What you have to do -> Search the material for the string "this", then return every line where it is found.

Given records ->
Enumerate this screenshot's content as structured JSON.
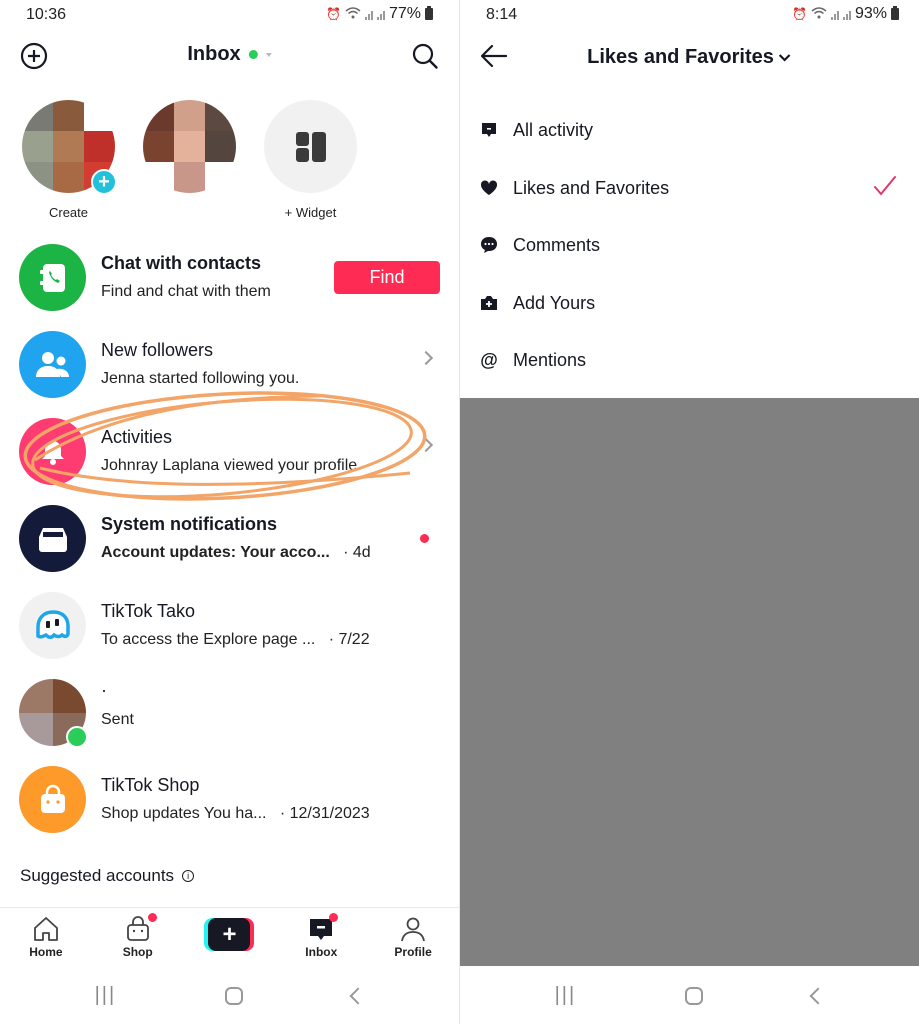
{
  "left_screen": {
    "status_bar": {
      "time": "10:36",
      "battery": "77%"
    },
    "header": {
      "title": "Inbox",
      "online_status_color": "#2bcd5a",
      "add_icon": "plus-circle-icon",
      "search_icon": "search-icon"
    },
    "stories": [
      {
        "label": "Create",
        "type": "own-avatar",
        "badge": "+"
      },
      {
        "label": "",
        "type": "friend-avatar"
      },
      {
        "label": "+ Widget",
        "type": "widget"
      }
    ],
    "messages": [
      {
        "title": "Chat with contacts",
        "subtitle": "Find and chat with them",
        "icon": "contacts-book-icon",
        "icon_color": "#1db446",
        "action": "Find",
        "title_bold": true
      },
      {
        "title": "New followers",
        "subtitle": "Jenna started following you.",
        "icon": "people-icon",
        "icon_color": "#20a4ef",
        "chevron": true
      },
      {
        "title": "Activities",
        "subtitle": "Johnray Laplana viewed your profile.",
        "icon": "bell-icon",
        "icon_color": "#fe3c72",
        "chevron": true,
        "highlighted": true
      },
      {
        "title": "System notifications",
        "subtitle": "Account updates: Your acco...",
        "time": "· 4d",
        "icon": "inbox-tray-icon",
        "icon_color": "#131a3a",
        "unread": true,
        "title_bold": true
      },
      {
        "title": "TikTok Tako",
        "subtitle": "To access the Explore page ...",
        "time": "· 7/22",
        "icon": "tako-ghost-icon",
        "icon_color": "#f1f1f2"
      },
      {
        "title": "·",
        "subtitle": "Sent",
        "icon": "user-avatar",
        "online": true
      },
      {
        "title": "TikTok Shop",
        "subtitle": "Shop updates You ha...",
        "time": "· 12/31/2023",
        "icon": "shopping-bag-icon",
        "icon_color": "#fd9a2a"
      }
    ],
    "suggested_accounts": {
      "label": "Suggested accounts",
      "info_icon": "info-icon"
    },
    "bottom_nav": [
      {
        "label": "Home",
        "icon": "home-icon"
      },
      {
        "label": "Shop",
        "icon": "shop-bag-icon",
        "badge": true
      },
      {
        "label": "",
        "icon": "create-plus-icon"
      },
      {
        "label": "Inbox",
        "icon": "inbox-message-icon",
        "badge": true,
        "active": true
      },
      {
        "label": "Profile",
        "icon": "profile-icon"
      }
    ]
  },
  "right_screen": {
    "status_bar": {
      "time": "8:14",
      "battery": "93%"
    },
    "header": {
      "title": "Likes and Favorites"
    },
    "filter_options": [
      {
        "label": "All activity",
        "icon": "message-square-icon",
        "selected": false
      },
      {
        "label": "Likes and Favorites",
        "icon": "heart-icon",
        "selected": true
      },
      {
        "label": "Comments",
        "icon": "comment-bubble-icon",
        "selected": false
      },
      {
        "label": "Add Yours",
        "icon": "add-camera-icon",
        "selected": false
      },
      {
        "label": "Mentions",
        "icon": "at-sign-icon",
        "selected": false
      }
    ],
    "check_color": "#e0366a"
  },
  "colors": {
    "brand_red": "#fe2c55",
    "brand_cyan": "#25f4ee",
    "overlay_gray": "#808080",
    "annotation_orange": "#f3a467"
  }
}
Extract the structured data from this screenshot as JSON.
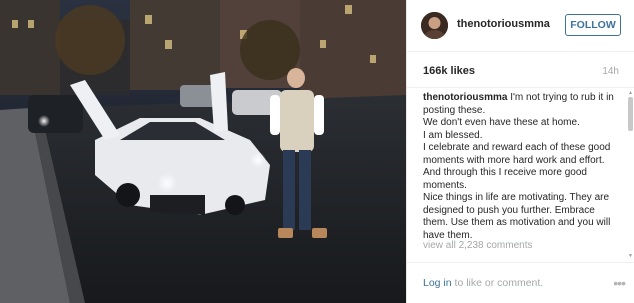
{
  "post": {
    "username": "thenotoriousmma",
    "follow_label": "FOLLOW",
    "likes": "166k likes",
    "time_ago": "14h",
    "caption_user": "thenotoriousmma",
    "caption_text": " I'm not trying to rub it in posting these.\nWe don't even have these at home.\nI am blessed.\nI celebrate and reward each of these good moments with more hard work and effort. And through this I receive more good moments.\nNice things in life are motivating. They are designed to push you further. Embrace them. Use them as motivation and you will have them.",
    "view_all_comments": "view all 2,238 comments"
  },
  "footer": {
    "login_text": "Log in",
    "login_suffix": " to like or comment.",
    "more_icon": "ellipsis-icon"
  },
  "colors": {
    "link_blue": "#3f729b",
    "muted_gray": "#a5a7aa",
    "text_dark": "#262626"
  }
}
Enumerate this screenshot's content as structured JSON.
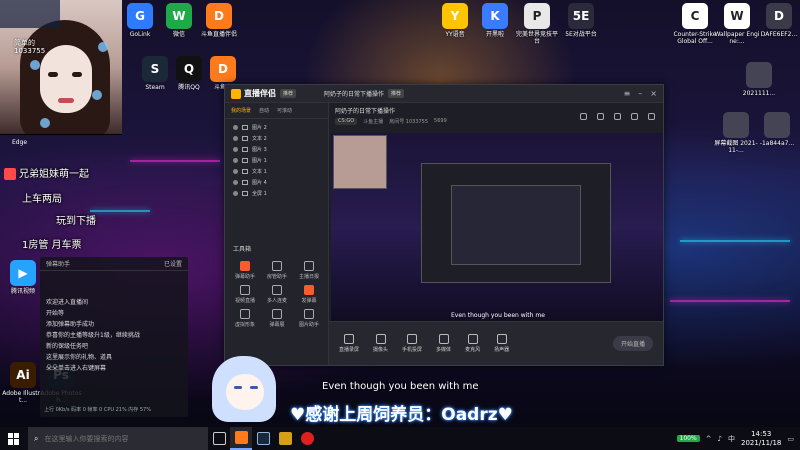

Answer for the task ->
Enumerate this screenshot's content as structured JSON.
Extract the structured data from this screenshot as JSON.
    "caption_text": " I'm not trying to rub it in posting these.\nWe don't even have these at home.\nI am blessed.\nI celebrate and reward each of these good moments with more hard work and effort. And through this I receive more good moments.\nNice things in life are motivating. They are designed to push you further. Embrace them. Use them as motivation and you will have them.",
Enumerate this screenshot's content as structured JSON.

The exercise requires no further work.